But underlying La Grande Illusion is ultimately a false sense of grievance, often from people who have very little to grieve about, and a warped view of Scotland’s relationship with England. Brian Wilson’s bracing outburst in these pages last week about the media obsession with looking at everything through “ the prism of the national question” and his clarion call for Scotland to fight back against the rewriting of its history was a much-needed corrective.
James Kelman’s refers to our “colonised culture” in the latest edition of the Scottish Review of Books. Yes, as Kelman says, Gaeldom did suffer, was oppressed and brutalised like many other indigenous people, but it was as much by lowland Scots as it was by England. No culture remains pure and pristine.
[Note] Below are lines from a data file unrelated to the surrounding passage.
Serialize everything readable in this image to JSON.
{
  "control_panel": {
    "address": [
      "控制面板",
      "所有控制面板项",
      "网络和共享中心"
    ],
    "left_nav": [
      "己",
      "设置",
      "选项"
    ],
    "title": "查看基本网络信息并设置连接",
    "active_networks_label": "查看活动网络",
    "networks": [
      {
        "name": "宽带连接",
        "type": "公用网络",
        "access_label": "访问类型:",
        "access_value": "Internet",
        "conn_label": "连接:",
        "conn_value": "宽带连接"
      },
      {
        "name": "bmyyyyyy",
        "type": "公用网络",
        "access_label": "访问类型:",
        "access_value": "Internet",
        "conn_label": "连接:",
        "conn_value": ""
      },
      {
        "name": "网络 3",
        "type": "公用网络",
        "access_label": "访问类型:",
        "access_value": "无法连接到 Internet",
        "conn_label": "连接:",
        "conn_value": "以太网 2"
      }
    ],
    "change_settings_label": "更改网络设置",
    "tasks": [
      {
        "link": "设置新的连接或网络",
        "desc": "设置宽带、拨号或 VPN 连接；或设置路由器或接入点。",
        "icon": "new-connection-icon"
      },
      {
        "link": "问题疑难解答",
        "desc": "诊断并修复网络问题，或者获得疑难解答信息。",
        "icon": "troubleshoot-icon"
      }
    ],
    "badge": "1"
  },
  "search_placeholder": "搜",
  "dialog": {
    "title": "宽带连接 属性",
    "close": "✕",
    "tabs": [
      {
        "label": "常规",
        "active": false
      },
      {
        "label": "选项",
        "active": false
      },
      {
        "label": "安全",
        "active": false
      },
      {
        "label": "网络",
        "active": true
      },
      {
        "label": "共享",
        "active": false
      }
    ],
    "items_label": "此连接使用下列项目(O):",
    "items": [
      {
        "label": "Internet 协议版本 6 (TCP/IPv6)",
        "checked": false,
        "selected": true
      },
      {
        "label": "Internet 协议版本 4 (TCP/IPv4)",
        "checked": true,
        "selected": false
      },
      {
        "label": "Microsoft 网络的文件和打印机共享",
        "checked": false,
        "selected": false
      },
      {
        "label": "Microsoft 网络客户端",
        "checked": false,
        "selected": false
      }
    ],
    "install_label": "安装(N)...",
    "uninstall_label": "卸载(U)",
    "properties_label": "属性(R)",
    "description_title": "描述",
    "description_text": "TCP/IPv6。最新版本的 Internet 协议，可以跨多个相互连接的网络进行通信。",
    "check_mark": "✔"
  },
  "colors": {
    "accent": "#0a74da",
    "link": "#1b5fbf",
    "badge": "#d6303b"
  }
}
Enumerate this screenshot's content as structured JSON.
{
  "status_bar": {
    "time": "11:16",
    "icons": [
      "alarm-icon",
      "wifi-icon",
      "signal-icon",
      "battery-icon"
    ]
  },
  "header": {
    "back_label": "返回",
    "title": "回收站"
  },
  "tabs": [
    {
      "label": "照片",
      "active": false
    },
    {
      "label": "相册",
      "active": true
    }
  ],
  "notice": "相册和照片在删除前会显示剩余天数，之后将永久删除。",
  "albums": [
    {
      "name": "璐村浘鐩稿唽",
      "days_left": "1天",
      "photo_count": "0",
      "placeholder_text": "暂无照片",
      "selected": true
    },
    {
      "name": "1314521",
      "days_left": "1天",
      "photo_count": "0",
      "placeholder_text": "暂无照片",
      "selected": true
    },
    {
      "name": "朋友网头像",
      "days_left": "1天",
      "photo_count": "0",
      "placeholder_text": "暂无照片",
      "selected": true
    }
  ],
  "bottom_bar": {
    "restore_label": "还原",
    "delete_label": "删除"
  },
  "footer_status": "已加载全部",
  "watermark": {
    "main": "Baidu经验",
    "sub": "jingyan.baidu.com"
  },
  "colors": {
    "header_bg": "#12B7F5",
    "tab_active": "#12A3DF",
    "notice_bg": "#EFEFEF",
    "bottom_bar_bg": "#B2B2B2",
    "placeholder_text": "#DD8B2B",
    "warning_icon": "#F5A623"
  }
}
Kelman is right, though, to say it is pathetic how little is known of our history, but when education secretary Mike Russell stood up in Holyrood and ran through a tea-towel version of it, omitting inconvenient truths like the Darien scheme, during the debate on introducing Scottish Studies, one can but despair.
Scotland’s culture does thrive as part of a multicultural Britain. People are trying to right past wrongs and while Kelman rails against the British Council, that other institution of the state – the BBC –has introduced the BBC Alba channel.
Scotland has benefited greatly from the Union and as an equal partner and leading agent in the empire at so many others’ expense. It has gone on to do so culturally, economically and politically and to refer to our “colonised culture” is an insult to those truly colonised. Even more galling, however, is the general crude caricature of “Tory England”. Danny Boyle’s Olympic spectacle was not only a corrective to the Jubilee but also a reminder of our best traditions.
The Scottish Left would also do well to reflect on England’s great radical tradition, what it has given us and the common values we share today. From the Magna Carta, the Lollards, Levellers, Diggers, Ranters and the Chartists to writers such as Milton, Blake, Paine, Cobbet, Shelley, Morris and Orwell and even the anti-Corn Law league inspired by the English middle-classes.
The Tolpuddle martyrs, the Peterloo massacre, Thomas Spence’s call to nationalise land, to the Jarrow marchers, all continue to resonate and inspire throughout these isles, while not just Scottish women can look to Mary Woolstencraft and Emily Pankhurst, who fought for their rights. In more recent times, one need only look to Orwell, Beveridge and Bevan and appreciate their impact on Scotland.
Toynbee, in her response to Hassan, made the heartfelt plea: “Don’t leave us. We need you to be there.” Tony Benn said the same days earlier. Progressives, liberals, social democrats, socialist are misguided if their constitutional navel-gazing embraces is limited by what is effectively “bourgeois nationalism” instead of looking to new horizons such as federalism, localism and stronger city regions.
But it would seem solidarity is fading from the lexicon of the Scottish Left.
• Simon Pia is a former Labour media adviser and now freelance commentator
Search for a job
Search for a car
Search for a house
Weather for Edinburgh
Wednesday 22 May 2013
Temperature: 3 C to 13 C
Wind Speed: 23 mph
Wind direction: North west
Temperature: 5 C to 10 C
Wind Speed: 24 mph
Wind direction: North west